A replica of Alexander the Great (the Greek king) moulded from the original in the Louvré Museum, Paris. Cast from the department of Greek, Etruscan, and Roman Antiquities, it is an example of Hellenistic Art (ancient Greece influenced art), dated 3rd-1st centuries BC.
The statuette echoes a portrait of Alexander the Great made around 330 BC by Lysippus, court sculptor to the king of Macedon. Alexander is portrayed as a conqueror, his left hand gripping a spear (now lost), his right the knob of a sword (also missing). He is wearing a headdress, as with most examples of Hellenistic Art. His heroic nudity evokes the sacred cult devoted to him after his death (323 BC), particularly in Egypt under the reign of the Ptolemies.
More about the statue
The statue's extremely elongated silhouette and the deliberately reduced proportions of the head are part of the taste for slender figures which its artist, Lysippus, introduced in the second half of the fourth century BC. The length of the head represents an eighth part of that of the body; the sculptor, then, has broken with the classical tradition set out in the canon of Polyclitus, which favored a shorter body, in which the length of the head represented only a seventh part of that of the body.

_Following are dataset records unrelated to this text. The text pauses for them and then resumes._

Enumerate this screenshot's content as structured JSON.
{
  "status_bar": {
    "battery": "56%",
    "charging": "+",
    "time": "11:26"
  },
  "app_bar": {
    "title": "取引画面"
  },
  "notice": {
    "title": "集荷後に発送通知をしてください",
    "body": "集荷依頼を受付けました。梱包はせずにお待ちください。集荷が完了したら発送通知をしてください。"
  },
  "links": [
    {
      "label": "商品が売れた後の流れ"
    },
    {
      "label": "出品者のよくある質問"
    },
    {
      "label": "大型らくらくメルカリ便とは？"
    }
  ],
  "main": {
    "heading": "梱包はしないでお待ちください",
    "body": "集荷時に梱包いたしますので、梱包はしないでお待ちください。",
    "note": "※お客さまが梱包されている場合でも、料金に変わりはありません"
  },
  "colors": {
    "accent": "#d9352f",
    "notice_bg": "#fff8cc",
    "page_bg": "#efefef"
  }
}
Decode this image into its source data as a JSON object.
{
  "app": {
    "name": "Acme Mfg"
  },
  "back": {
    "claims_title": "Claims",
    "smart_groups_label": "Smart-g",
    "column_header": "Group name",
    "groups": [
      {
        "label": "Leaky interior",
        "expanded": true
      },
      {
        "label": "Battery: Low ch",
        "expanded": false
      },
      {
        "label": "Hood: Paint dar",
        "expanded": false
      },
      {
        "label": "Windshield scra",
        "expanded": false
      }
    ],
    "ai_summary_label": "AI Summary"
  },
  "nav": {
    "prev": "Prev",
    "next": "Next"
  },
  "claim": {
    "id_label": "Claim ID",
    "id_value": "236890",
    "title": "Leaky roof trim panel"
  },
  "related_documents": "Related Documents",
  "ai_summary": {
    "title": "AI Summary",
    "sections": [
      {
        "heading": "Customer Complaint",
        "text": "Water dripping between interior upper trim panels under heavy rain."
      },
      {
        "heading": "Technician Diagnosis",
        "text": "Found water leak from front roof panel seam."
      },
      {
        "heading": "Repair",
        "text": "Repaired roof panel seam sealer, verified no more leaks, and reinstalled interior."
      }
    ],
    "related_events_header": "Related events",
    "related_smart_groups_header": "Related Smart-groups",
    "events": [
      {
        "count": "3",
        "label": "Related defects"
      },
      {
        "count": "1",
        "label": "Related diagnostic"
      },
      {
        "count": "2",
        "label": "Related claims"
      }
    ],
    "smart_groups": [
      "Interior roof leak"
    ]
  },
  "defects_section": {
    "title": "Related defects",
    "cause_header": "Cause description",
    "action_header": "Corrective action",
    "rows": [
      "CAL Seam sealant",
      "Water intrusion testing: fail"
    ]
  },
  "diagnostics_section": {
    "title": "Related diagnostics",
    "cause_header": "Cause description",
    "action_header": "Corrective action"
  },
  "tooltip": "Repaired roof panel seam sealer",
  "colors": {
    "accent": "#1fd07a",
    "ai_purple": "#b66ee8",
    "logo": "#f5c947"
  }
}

The figurine also expresses the artist's concern to inscribe the human body in a three-dimensional space. The composition is open, thanks to the movement of the head toward the right and the outstretched left arm to the side. In addition, Lysippus adopts a balance which goes beyond the "contrapposto" developed by Polyclitus around the middle of the fifth century BC: the tension in the legs, the slight turning of the right knee, and the suggestion of a highly realistic stride capture the figure as in a snapshot.